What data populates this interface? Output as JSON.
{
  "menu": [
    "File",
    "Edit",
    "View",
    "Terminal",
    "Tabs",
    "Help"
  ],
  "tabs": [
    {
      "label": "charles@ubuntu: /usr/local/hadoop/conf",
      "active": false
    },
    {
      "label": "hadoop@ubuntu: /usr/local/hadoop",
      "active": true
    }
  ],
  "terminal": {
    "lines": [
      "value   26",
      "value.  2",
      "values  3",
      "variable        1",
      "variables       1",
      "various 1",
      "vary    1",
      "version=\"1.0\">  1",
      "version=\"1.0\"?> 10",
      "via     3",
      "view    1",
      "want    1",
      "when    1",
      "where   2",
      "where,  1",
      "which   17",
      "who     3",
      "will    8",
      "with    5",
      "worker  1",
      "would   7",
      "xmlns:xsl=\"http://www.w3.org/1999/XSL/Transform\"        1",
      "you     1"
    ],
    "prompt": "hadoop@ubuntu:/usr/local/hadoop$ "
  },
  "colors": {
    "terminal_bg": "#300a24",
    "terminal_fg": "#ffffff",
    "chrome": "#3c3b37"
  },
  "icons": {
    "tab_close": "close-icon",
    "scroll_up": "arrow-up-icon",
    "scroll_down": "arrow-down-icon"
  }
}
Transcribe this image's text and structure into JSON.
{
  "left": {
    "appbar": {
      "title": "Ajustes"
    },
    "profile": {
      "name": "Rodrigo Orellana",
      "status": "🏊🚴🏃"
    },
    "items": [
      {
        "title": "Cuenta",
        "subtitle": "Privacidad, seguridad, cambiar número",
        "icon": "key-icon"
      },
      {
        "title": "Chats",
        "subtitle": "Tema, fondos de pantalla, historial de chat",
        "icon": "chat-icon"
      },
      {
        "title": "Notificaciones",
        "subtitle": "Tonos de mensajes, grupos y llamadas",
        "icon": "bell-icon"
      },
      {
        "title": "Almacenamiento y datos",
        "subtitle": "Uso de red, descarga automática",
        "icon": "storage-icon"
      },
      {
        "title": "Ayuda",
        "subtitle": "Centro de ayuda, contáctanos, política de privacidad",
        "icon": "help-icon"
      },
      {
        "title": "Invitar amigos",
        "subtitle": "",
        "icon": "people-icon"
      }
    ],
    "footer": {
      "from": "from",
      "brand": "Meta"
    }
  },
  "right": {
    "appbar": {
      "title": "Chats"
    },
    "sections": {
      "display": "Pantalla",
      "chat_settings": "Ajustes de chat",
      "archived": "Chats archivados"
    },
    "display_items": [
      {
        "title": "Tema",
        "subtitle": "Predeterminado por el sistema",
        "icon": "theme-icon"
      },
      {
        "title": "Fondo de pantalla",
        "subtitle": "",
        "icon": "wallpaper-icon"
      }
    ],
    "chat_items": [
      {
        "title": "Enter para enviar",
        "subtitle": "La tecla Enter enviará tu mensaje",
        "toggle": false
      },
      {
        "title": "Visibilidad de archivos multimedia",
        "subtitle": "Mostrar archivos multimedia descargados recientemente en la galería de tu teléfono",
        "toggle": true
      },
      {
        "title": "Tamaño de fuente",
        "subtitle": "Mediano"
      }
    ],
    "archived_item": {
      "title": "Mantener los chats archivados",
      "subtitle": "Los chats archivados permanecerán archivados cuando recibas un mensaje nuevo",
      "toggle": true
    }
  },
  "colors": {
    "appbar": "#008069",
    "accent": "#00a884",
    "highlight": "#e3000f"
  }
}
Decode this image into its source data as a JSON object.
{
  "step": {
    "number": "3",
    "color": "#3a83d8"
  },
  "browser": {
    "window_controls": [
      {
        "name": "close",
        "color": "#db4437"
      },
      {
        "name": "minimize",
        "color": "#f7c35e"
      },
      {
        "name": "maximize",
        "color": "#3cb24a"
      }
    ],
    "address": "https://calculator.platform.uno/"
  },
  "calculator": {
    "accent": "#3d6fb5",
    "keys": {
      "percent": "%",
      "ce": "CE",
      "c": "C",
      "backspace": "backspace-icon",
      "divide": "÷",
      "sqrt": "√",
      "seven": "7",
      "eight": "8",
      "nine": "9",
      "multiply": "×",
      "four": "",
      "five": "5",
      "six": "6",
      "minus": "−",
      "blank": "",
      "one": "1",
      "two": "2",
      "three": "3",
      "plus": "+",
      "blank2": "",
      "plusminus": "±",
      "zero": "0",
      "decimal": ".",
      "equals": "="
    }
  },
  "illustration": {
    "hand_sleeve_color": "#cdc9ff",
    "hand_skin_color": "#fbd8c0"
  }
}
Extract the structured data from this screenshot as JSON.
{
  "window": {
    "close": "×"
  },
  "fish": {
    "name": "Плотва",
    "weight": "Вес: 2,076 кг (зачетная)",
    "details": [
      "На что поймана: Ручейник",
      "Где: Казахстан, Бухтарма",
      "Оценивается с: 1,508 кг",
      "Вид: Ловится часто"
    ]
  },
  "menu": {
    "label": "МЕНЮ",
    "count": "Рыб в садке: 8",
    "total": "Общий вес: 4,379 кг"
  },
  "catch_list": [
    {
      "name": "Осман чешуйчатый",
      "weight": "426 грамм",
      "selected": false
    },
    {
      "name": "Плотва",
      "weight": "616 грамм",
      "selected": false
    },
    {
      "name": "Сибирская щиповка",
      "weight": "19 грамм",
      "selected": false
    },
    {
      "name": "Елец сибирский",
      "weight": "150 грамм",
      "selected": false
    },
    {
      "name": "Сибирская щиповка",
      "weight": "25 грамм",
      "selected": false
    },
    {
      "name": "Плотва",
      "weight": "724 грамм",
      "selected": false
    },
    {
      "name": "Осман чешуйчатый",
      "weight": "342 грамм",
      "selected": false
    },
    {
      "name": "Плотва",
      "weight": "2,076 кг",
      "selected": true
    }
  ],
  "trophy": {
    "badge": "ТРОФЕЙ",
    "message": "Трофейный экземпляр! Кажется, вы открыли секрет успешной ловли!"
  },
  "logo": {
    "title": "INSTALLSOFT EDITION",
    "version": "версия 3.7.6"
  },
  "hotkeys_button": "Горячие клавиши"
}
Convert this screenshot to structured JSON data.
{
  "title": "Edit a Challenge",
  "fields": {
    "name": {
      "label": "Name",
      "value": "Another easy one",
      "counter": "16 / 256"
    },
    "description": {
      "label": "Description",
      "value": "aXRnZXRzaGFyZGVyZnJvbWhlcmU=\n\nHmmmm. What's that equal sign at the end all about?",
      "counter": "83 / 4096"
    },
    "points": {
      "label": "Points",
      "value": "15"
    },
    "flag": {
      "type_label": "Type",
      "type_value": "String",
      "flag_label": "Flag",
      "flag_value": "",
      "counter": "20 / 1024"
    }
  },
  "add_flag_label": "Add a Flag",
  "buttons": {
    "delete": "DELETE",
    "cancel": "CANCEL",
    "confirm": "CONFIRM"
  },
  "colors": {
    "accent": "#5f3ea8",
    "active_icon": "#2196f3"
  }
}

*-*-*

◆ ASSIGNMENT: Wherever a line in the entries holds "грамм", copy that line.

◆ ANSWER AREA:
      "weight": "426 грамм",
      "weight": "616 грамм",
      "weight": "19 грамм",
      "weight": "150 грамм",
      "weight": "25 грамм",
      "weight": "724 грамм",
      "weight": "342 грамм",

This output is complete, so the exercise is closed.